Risk "death by chocolate" at the Dungeon's new pop-up show from (28 March to 12 April). The Victorian sweet shop's treats might not taste as sugary as you'd expect as you play chocolate roulette and risk a mouthful of chilli or mustard powder. And there's not a fluffy bunny in sight, instead you'll see such characters as Henry VIII and Guy Fawkes in 12 shows. The London Dungeon is running a similar pop-up event (adults from £9.50; children, recommended for over-10s only, from £6.95; thedungeons.com/york).
National Maritime Museum, Falmouth
A chocolate hammer might not be of much use, but it's fun to make. As part of the museum's Viking Voyagers exhibition, there's a hoard of Easter activities (28 March to 12 April). This weekend you can join in a Viking battle or make dragon art. Over Easter weekend, it's time to embrace religion – in this case the Norse god Thor and his hammer, which you can cast in chocolate (adults £12; Children £8.50; nmmc.co.uk).
Kentwell Hall, Suffolk
Choose newborn lambs or an old-fashioned Easter at this historic house. The hall's Lambing Festival runs from 29 March to 2 April, with rare breed Norfolk Horns in the Tudor stables and the annual "O'Lambpics", a series of traditional games with an ovine twist such as bowling through sheep's legs and a lamb-themed beanbag toss. You'll also find Easter crafts in the barn and kids' trails on the farm, including a Heffalump Hunt (adults from £8; children from £4.80; kentwell.co.uk).
Ironbridge Gorge Museums, Shropshire
The 10 museums at Ironbridge Gorge are all running different Easter-themed events, including egg dancing at Blists Hill Victorian Town (28 March to 12 April), an Easter tradition that dates back to medieval times. After seeing the twice-daily spectacle of blindfolded townsfolk dance across the street while trying not to crush eggs in their path, visitors can join in as well. Alternatively, hunt for bunnies in the town's woods, or decorate tiles at workshops in the Jackfield Tile Museum (entry for adults £3.50-£16.95; children £2.50-£11.50. Some additional charges for workshops; ironbridge.org.uk).

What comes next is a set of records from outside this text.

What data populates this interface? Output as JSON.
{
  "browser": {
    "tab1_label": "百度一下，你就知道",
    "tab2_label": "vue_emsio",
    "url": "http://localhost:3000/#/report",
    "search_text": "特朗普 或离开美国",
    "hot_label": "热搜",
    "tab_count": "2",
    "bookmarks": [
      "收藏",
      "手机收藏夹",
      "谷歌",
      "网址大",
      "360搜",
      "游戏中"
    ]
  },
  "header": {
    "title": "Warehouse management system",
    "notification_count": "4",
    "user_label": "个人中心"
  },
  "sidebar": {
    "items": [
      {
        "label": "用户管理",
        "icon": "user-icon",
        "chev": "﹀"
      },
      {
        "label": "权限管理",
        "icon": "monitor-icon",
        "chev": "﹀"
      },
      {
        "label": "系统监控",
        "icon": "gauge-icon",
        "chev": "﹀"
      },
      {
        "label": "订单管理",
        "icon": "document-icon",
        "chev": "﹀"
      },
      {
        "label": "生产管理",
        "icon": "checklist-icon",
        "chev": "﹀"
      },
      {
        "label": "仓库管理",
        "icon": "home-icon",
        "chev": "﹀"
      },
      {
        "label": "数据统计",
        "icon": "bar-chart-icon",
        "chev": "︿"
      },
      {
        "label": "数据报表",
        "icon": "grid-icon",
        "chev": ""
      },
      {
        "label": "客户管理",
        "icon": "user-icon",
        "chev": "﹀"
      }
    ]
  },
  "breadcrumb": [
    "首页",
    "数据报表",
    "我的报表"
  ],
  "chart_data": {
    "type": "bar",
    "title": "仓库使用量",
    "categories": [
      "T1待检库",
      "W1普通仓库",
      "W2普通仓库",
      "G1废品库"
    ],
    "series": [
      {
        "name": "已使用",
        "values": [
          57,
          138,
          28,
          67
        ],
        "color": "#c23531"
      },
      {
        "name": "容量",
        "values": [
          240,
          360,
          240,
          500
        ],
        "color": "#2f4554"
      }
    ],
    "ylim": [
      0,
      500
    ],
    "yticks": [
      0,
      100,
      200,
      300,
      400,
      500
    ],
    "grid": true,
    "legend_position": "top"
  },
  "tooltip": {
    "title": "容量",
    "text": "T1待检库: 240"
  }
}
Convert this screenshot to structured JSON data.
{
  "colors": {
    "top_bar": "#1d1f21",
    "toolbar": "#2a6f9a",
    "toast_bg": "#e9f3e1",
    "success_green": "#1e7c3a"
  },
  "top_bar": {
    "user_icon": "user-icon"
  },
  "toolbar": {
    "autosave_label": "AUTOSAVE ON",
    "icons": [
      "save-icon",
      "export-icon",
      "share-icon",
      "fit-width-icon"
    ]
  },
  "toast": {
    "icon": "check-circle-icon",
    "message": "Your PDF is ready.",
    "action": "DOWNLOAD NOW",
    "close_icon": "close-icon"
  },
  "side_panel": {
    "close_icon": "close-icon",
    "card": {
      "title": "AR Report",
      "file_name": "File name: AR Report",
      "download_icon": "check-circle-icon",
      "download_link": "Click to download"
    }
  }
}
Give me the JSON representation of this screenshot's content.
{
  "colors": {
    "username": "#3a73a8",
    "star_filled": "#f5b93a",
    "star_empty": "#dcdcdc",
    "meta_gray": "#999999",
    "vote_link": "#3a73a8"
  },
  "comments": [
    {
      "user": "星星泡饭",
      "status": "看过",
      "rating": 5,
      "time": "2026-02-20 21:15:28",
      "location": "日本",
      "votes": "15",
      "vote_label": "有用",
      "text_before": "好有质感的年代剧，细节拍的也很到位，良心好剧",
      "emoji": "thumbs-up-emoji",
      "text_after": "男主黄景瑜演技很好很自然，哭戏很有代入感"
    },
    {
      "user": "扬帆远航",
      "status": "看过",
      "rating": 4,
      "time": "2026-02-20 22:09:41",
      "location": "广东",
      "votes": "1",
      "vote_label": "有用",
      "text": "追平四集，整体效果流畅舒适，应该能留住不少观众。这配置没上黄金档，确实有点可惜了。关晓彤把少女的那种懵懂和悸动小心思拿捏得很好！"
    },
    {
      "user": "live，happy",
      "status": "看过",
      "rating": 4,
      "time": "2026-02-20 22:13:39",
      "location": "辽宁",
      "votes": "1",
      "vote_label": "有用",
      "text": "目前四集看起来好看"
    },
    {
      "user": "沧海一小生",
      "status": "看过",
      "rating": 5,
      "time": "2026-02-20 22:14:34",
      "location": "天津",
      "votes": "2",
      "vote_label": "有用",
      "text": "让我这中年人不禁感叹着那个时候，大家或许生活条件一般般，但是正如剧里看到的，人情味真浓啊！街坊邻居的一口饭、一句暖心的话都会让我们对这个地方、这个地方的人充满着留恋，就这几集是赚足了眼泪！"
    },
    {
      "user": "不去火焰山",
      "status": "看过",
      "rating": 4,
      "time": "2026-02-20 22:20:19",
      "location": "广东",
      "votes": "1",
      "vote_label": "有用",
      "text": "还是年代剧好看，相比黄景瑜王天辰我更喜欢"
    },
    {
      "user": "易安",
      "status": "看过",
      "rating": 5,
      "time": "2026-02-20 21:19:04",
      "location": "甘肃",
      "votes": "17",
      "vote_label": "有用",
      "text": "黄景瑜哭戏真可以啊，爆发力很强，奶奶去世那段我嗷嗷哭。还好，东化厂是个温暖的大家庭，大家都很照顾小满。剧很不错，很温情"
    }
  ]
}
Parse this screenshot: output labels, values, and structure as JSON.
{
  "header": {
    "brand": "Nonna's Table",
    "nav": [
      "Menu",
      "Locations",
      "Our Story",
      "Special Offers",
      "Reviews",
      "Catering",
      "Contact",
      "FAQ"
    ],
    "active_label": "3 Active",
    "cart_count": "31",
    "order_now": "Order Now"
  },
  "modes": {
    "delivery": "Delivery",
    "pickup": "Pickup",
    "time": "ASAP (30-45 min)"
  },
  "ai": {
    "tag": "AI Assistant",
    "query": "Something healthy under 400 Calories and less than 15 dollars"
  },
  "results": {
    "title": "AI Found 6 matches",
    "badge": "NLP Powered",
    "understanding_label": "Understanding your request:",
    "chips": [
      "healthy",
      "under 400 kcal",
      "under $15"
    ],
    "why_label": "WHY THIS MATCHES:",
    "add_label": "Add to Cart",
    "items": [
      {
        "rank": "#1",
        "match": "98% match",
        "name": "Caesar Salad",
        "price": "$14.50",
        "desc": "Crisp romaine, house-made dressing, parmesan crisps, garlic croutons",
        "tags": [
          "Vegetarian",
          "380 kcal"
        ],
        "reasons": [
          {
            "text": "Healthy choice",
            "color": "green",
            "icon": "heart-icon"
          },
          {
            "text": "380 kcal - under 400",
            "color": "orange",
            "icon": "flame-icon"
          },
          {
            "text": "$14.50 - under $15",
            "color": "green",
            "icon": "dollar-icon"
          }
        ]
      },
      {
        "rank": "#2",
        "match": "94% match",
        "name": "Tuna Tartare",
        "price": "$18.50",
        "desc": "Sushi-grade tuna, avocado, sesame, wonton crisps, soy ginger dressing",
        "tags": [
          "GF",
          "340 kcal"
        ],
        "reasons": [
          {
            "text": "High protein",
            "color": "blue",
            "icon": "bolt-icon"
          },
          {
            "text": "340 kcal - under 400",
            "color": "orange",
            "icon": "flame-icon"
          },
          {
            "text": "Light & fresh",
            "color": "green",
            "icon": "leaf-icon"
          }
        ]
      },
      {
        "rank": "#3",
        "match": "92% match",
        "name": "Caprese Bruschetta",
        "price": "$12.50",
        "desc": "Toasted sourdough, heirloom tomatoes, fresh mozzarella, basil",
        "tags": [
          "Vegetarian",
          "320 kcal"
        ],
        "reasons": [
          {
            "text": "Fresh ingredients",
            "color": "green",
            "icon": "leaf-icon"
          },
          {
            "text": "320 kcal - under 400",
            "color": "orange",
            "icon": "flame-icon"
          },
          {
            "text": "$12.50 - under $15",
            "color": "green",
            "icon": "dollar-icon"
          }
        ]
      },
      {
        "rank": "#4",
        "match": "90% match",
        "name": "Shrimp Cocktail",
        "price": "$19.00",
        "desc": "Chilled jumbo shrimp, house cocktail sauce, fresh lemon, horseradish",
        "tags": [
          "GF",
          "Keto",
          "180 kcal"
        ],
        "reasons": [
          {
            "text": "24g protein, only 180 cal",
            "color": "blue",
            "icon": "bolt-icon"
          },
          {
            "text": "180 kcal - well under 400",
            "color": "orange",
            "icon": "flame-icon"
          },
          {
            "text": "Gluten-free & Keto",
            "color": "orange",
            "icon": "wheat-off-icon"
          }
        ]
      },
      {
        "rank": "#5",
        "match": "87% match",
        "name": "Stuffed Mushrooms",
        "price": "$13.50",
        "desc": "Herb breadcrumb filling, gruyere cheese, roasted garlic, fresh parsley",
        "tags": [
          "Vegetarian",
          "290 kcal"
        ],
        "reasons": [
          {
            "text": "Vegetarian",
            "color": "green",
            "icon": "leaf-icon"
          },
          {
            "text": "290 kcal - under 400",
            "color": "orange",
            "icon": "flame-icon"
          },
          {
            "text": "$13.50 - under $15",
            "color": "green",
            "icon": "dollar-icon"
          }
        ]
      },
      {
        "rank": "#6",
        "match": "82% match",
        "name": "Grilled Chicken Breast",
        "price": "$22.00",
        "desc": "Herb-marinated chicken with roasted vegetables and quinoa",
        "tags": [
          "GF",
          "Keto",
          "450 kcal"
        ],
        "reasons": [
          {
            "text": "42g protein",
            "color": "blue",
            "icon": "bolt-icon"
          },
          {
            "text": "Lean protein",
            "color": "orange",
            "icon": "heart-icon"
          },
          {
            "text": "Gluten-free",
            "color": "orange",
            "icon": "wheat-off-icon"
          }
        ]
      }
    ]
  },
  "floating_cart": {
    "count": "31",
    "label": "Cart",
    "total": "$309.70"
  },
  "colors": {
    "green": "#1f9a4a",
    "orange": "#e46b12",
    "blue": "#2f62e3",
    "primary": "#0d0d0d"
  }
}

Luxury Easter chocolate workshop, Bournemouth
The ultimate treat for chocolate fans, this indulgent event at Bournemouth's Chocolate Boutique hotel includes a tasting of different chocolates from around the world, teamed with chocolate wine, as well as a chance to make Belgian truffles yourself while you sip cava. Taking place on 4 April, you'll come home with enough for an Easter present – if you can bear to share (tickets £75; thechocolateboutiquehotel.co.uk).Reuse content